Element data from apps and pages:
────────────────────────────────────────

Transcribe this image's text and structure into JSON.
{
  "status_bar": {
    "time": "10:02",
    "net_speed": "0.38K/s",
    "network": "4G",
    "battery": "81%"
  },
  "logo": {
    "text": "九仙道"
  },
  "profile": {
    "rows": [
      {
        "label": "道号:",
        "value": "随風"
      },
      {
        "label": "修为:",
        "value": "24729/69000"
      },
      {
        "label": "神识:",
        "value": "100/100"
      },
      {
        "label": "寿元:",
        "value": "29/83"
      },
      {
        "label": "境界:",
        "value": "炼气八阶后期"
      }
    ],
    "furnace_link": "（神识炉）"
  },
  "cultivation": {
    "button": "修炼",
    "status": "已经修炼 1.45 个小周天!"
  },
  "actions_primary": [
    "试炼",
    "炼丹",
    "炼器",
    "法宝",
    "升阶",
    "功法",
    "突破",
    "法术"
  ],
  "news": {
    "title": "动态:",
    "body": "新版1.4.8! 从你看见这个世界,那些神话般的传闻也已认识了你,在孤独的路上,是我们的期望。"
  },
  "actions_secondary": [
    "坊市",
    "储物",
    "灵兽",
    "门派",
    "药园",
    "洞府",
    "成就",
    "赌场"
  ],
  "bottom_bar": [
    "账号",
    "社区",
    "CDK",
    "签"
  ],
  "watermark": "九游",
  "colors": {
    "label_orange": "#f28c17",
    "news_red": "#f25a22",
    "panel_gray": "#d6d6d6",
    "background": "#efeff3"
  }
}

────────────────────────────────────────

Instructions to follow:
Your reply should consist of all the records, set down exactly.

Result:
Transcribe this image's text and structure into JSON.
{
  "status_bar": {
    "time": "10:02",
    "net_speed": "0.38K/s",
    "network": "4G",
    "battery": "81%"
  },
  "logo": {
    "text": "九仙道"
  },
  "profile": {
    "rows": [
      {
        "label": "道号:",
        "value": "随風"
      },
      {
        "label": "修为:",
        "value": "24729/69000"
      },
      {
        "label": "神识:",
        "value": "100/100"
      },
      {
        "label": "寿元:",
        "value": "29/83"
      },
      {
        "label": "境界:",
        "value": "炼气八阶后期"
      }
    ],
    "furnace_link": "（神识炉）"
  },
  "cultivation": {
    "button": "修炼",
    "status": "已经修炼 1.45 个小周天!"
  },
  "actions_primary": [
    "试炼",
    "炼丹",
    "炼器",
    "法宝",
    "升阶",
    "功法",
    "突破",
    "法术"
  ],
  "news": {
    "title": "动态:",
    "body": "新版1.4.8! 从你看见这个世界,那些神话般的传闻也已认识了你,在孤独的路上,是我们的期望。"
  },
  "actions_secondary": [
    "坊市",
    "储物",
    "灵兽",
    "门派",
    "药园",
    "洞府",
    "成就",
    "赌场"
  ],
  "bottom_bar": [
    "账号",
    "社区",
    "CDK",
    "签"
  ],
  "watermark": "九游",
  "colors": {
    "label_orange": "#f28c17",
    "news_red": "#f25a22",
    "panel_gray": "#d6d6d6",
    "background": "#efeff3"
  }
}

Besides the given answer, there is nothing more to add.